A few months back, Dr Steve Harris, teambuilding motivational speaker in South Africa and The Mind Doctor, discussed the Blue Oceans Strategy from Chan Kim’s 2005 book. Kim’s blue oceans’ metaphor defines a blue ocean as a less contested space. Here, the opposition is not as relevant, and you thrive (Kim, 2005). Dr Steve believes that you can apply the blue ocean strategy at not only an individual level but as well as a business one.
Before you can move your business out of the red ocean and into the blue ocean, you need to have a basic understanding of where you are coming from, and Dr Steve provides some further insight.
The first step towards getting out of red oceans – eliminate.
To move out of red oceans, Dr Steve firstly recommends that you eliminate criticising, complaining, and catastrophising. While he understands that you don’t want to be controlled, lose your freedom to conscientiously object, or find your social contract abused by excessive order, he says that, at times, you need to push back against the dangerous centralisation of power or immoral practices. This can be achieved by joining like-minded pressure groups where you can jointly express outrage against unreasonable threats.
However, he continues that if you habitually villainise influential people and authorities, your approach becomes like drinking rat poison and waiting for the rat to die. Instead, he suggests that you critically reflect on the stress generated from drama and review the ratio between how much you criticise versus praise.
The second step towards getting out of red oceans – reduce.
The second step is to check your understanding of a situation you find distressing to see if you have been mind-captured by the science of persuasion, tracking your online footprints, and then feeding you content to confirm your bias. He was stimulated to seek a deeper understanding of this while watching the movie The Social Dilemma.
While social media has its benefits, media organisations use an ever-refining, machine learning algorithm that monitors each of us with the aim of keeping us online through engagement-based ranking. Dr Steve says that if you become aware of this aspect in terms of how social media is tightening its grip, it will help you move out of red oceans into the blue.

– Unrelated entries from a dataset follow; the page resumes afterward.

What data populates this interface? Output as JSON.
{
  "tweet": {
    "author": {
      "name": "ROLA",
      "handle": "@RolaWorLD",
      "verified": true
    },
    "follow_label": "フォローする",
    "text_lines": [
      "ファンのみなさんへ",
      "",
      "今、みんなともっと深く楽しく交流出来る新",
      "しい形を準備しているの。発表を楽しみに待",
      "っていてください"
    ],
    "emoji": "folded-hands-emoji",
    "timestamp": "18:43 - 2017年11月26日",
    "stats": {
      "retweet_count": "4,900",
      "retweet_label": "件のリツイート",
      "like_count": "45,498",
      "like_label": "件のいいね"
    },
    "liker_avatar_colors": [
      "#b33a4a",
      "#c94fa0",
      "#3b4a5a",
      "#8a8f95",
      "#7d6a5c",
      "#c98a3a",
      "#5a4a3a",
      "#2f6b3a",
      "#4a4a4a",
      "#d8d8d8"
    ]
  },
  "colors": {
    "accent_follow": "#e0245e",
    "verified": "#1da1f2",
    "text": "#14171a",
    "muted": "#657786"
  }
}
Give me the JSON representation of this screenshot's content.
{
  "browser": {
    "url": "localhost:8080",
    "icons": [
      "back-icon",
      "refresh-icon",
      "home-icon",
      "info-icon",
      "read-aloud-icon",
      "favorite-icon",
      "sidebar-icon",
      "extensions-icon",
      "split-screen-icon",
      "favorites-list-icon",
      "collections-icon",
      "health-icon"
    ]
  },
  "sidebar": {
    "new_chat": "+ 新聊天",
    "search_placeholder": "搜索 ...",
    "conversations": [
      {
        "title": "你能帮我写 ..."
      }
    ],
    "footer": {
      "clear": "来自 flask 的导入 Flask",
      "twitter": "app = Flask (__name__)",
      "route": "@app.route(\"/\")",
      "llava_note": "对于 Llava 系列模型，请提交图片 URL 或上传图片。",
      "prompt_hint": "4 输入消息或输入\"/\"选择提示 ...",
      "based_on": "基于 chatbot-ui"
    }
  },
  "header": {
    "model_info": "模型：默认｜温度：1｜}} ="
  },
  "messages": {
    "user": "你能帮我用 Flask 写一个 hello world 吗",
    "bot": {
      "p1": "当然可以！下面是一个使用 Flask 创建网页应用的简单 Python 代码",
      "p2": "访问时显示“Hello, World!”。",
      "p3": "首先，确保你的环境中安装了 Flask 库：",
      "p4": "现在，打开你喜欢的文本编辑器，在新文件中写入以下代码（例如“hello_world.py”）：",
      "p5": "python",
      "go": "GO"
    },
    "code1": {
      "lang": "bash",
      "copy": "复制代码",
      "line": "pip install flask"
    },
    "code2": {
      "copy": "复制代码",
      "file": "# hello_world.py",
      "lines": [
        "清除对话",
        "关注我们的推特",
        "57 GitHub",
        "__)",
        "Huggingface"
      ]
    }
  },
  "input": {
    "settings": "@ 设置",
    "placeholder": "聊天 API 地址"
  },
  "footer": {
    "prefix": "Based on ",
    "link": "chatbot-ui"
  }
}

In addition, he also suggests that you critically reflect on your bias. Ask yourself the following questions.
• Do you access multiple perspectives?
• Have your searches metastasised into an addiction/belief?
• Do you justify your position by calling the experience an awakening rather than a belief?
• Has truth and misinformation merged too closely for you to distinguish?
• Do you check if the evidence is credible by accessing multiple perspectives?
• Could you be wandering into a polarised bubble of denialism and intolerance?
• Have you developed a psychological addiction of your opinion?
• Have you become intoxicated with thinking you know something others don’t?
• Could the boundaries of your truth be hardening to the extent that you are losing intellectual humility?
• Does your finding of like-minded allies cause you to deride others who do not share your point of view?
• Finally, as a self-certified google expert, you may feel the accumulated knowledge from your searches rival a professional qualification.
The third step towards getting out of red oceans – raise.
Furthermore, as Dr Steve points out, you need to consider what you need to improve to get to the blue ocean. He suggests uncovering what you or your business are good at, improving teamwork and aligning culture. Only then can competency skills such as critical thinking be improved and multiple perspectives, creativity, and flexibility be considered.
The fourth step towards getting out of red oceans - create.
Finally, Dr Steve advises that to leave the red and enter the blue oceans, you must create a strategy that aligns with the following criteria:
• Embraces success and significance.
• Speaks to national priorities.
• Addresses stakeholders' needs and problems.
• Generates conditional optimism.
• Introduces wide participation.
• Bonds staff into an organisational culture.
• Helps to manage VUCA (Volatility, Uncertainty, Complexity, Ambiguity).
• Enables the business to adapt faster than the opposition to a changing context.
• Maintains existing values (what we should do) but creates new values with unique differentiators where things formerly impossible become possible.
The rationale for the plan.
The above plan will ultimately set out what you currently consider the best way for your business to become successful and significant.
If you require assistance with stimulating stakeholder passion and creating a shared culture in your business, contact Dr Steve to help you and your employees navigate a way through the volatility of uncertain times and manage the complexities and ambiguities along the way.
As a motivational speaker and teambuilding professional, Dr Steve can assist your company in building the resilience needed to manage unforeseen external changes and planned internal changes.
Contact Dr Steve for more information or to make an appointment with him.